PORTLAND, Maine — Getting there from here has been a proverbial challenge in Maine.
On May 7, about a dozen city residents got together at City Hall to hear about a study of how to best get passengers from the Portland International Jetport and Portland Transportation Center to the ferry terminals on the waterfront, on a route not already provided by the city Metro service.
Boris Palchik, a senior associate with the Boston office of consultants Nelson Nygaard, led the 90-minute forum by detailing the four objectives of the study: connectivity, mobility, economic development and cost effectiveness.
“We do kind of envision this service as being rapid transit service,” Palchik said.
The hubs to be linked are well travelled; boardings peak at 96,000 per month in the summer at the jetport, while 500,000 ride buses and 171,000 people board the Amtrak Downeaster at the Portland Transportation Center. More than 195,000 people use Casco Bay Lines ferries in the peak month of August.
Palchik said the study considered routes on two phases using Interstate 295, Commercial Street and Congress Street, or a combination of the roads. No firm route has been chosen, and service funding remains undetermined, as does determining who best can benefit from the new service.

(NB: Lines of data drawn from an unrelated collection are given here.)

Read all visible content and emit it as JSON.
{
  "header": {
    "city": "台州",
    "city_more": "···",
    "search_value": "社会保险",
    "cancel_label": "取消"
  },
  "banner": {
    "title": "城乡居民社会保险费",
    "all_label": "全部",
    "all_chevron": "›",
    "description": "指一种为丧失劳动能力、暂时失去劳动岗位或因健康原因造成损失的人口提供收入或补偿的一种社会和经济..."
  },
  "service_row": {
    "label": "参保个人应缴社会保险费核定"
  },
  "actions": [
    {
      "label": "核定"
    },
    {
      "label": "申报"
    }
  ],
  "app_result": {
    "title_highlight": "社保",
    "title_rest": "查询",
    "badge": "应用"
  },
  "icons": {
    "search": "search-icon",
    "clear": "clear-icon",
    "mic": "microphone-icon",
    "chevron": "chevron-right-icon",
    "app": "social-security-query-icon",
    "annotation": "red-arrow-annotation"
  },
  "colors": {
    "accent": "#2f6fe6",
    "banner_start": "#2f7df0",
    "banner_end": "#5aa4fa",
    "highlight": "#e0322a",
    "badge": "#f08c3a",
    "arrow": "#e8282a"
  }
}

“Connectivity favors tourists, mobility favors residents,” Palchik said.
The intent of the study is to determine how to best get arriving visitors downtown while also reducing local reliance on individual vehicles.
The route mileage from the Portland Transportation Center to the Casco Bay and Ocean Gateway terminals varies by half a mile, but round-trip times vary from 17 minutes using the I-295-to-Franklin Street route, to 27 minutes along Congress Street, which would also provide a link to the Metro Pulse hub on Elm Street.
A hybrid loop route on Congress and Commercial streets also was suggested, but Palchik noted it could double the cost by requiring two buses running in opposite directions. A crowd consensus also favored not requiring riders coming from the Jetport to change buses at the Portland Transportation Center.
Some service funding will come from the tax increment finance district established at Thompson’s Point to capture a portion of the increased property tax revenues from the proposed $100 million mixed-use development along the Fore River.
The study was funded by $40,000 from the Federal Transit Administration, with a $10,000 local match, city Transportation Program Manager Bruce Hyman said Tuesday.
Route choices may account for areas of future business development, so Commercial Street may be a more attractive choice, Palchik said. A scoring matrix using factors such as service frequency, route speed, ridership potential and integration with existing services will be developed before final recommendations are made.
Hyman expects to host another meeting in late summer or early fall offering more finite details on routes and costs.